Doc. 127.-Bishop Otey's Pastoral letter. To the Clergy of the Protestant Episcopal Church in the Diocese of Tennessee.

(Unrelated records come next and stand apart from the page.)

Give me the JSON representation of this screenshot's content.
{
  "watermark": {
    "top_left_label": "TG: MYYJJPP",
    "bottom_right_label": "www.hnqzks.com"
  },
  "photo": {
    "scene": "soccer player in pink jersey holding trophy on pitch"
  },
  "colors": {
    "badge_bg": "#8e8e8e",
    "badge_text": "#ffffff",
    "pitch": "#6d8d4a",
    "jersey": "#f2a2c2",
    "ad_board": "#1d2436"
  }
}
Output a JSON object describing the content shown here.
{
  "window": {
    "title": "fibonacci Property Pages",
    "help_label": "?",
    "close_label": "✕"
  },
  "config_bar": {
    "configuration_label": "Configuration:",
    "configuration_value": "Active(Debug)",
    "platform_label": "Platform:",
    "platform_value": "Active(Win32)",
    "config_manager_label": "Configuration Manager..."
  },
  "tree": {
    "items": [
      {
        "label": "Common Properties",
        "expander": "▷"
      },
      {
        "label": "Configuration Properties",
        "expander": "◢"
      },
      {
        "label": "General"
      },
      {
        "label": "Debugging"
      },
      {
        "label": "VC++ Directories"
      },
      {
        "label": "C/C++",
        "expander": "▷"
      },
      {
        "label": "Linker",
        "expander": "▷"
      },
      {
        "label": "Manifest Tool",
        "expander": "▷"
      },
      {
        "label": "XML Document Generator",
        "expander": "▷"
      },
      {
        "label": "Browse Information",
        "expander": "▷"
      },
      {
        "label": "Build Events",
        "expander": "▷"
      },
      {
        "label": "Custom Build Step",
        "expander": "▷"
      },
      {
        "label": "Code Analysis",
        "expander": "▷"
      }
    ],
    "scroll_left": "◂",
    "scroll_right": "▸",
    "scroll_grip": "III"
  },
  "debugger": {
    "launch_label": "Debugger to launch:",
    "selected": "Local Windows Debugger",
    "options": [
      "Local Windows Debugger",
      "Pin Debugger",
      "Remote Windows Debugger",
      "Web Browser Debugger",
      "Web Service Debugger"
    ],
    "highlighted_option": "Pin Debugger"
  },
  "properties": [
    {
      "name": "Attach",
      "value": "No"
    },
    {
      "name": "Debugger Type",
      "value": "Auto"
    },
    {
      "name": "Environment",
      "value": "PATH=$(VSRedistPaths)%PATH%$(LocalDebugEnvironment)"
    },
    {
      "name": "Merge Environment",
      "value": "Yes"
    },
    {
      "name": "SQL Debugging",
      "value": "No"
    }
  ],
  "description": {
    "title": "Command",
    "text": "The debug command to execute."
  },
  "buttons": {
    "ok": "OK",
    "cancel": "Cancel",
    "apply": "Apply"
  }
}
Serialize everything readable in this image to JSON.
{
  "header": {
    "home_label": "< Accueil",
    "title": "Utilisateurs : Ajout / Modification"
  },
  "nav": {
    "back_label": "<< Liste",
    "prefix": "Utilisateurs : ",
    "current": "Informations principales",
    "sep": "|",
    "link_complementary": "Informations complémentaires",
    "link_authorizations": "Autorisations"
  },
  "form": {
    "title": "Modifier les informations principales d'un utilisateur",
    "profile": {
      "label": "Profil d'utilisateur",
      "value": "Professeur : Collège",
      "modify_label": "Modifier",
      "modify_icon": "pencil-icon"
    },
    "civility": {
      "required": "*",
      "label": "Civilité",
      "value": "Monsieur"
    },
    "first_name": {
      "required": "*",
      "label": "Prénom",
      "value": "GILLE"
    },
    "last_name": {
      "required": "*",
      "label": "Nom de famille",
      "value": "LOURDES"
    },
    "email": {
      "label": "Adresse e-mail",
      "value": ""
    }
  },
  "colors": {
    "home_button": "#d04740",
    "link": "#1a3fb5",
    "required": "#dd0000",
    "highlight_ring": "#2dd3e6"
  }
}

Dearly Beloved Brethren: The Congress of the Confederate States having, by resolution, unanimously “invited the people to offer up their united thanksgiving and praise to Almighty God, for the glorious victory and mighty deliverance,” vouchsafed to our army at Manassas, on the 21st inst., the following form of thanksgiving is set forth, to be used in all the congregations of this diocese, at morning prayer, and immediately before the general thanksgiving, on Sunday, the 28th of this month, and in those congregations to the ministers of which this letter shall not come in time, on Sunday, the 4th of August: Thanksgiving for victory.--O, Almighty God! the sovereign commander of all the world, in whose hand is power, and might, which none is able to withstand, we bless and magnify thy great and glorious name for the happy victory which thou hast been pleased to grant to our arms, the whole glory whereof we do ascribe to thee, who art the only giver of victory. And we beseech thee give us grace to improve this great mercy to thy glory, the advancement of thy gospel, the promotion of a speedy and permanent peace, the honor of our country, and as much as in us lieth, to the good of all mankind. And we pray thee, O Lord, to give us such a sense of this great goodness as may engage us to a true thankfulness, such as may appear in our lives by an humble, holy, and obedient walking before thee all our days through Jesus Christ our Lord, to whom, with thee and the Holy Spirit, as for all thy mercies, so in particular for this victory and deliverance, be all honor and glory, world without end. Amen! I appoint for the first lesson at morning prayer Nahum i. 2 to the end; 2d lesson, St. Luke XXI. 25 to the end. The psalter for 27th July and 4th August, are so appropriate to the occasion as to require no substitution of other psalms. The victory, for which we are called on to offer thanksgiving, has been achieved at an enormous sacrifice of life. With rejoicings for the success of our brave soldiers, will be mingled the wailings of many for the fall of those near and dear to their hearts. In every part of the land this terrible conflict has made widows and orphans — bereaved parents of their sons, and severed other and tender ties of the domestic and social circles. Let us remember such in our prayers. No better forms to express our sympathy for them and for the wounded and sick can be found, than those which the care and love of the church have furnished for use in the following among her occasional prayers: I. For persons in affliction.--O, merciful God and Heavenly Father! who hast taught us in thy holy word that thou dost willingly afflict or grieve the children of men, look with pity, we beseech, upon the sorrows of thy servants, for whom our prayers are now offered. In thy wisdom thou hast seen fit to visit them with trouble and to bring distress upon them. Remember them, O Lord, in mercy; sanctify thy fatherly correction to them — endue their souls with patience under their affliction, and with resignation to thy blessed will; comfort them with a sense of thy goodness, lift up thy countenance upon them, and give them peace through Jesus Christ our Lord. Amen! II. for the wounded, the sick, and dying.--O, most gracious Father! we fly unto thee for mercy in behalf of those, thy poor servants, lying under the sudden visitation of thy hand, suffering from wounds and sickness threatening death. If it be thy will, preserve them that there may be place for repentance, but if thou hast otherwise appointed, let thy mercy supply to them the want of the usual opportunity for the trimming of their lamps. Stir up in them such sorrow for sin, and such fervent love to thee, as may in a short time do the work of many days, that among the praises which thy saints and holy angels shall sing to the honor of thy mercy through eternal ages, it may be to thy unspeakable glory that thou hast redeemed the souls of thy servants from eternal death, and made them partakers of the everlasting life which is through Jesus Christ our Lord. Amen! I desire that these prayers be used on the occasion above referred to, and so long as shall seem proper and expedient to you, and in that part of the service which the rubric and canons direct. If I have been correctly informed, the ordinance of secession passed by the legislature has been ratified and confirmed by the vote of the people. Hence, I suggest to my reverend brethren of the clergy — for I have no authority to order or direct the change — that in the prayer for the President of the United States, etc., and in the prayer for Congress, also, the words “United States” be omitted, and the words “Confederate States” substituted in both places. Commending you, dear brethren, and your flocks, to the grace and protection of our Heavenly Father, and praying that he will restore to  us the blessing of peace, I remain your faithful friend and affectionate pastor,
Jas. H. Otey, Bishop. July 26, 1861.
--Memphis Appeal, July 31.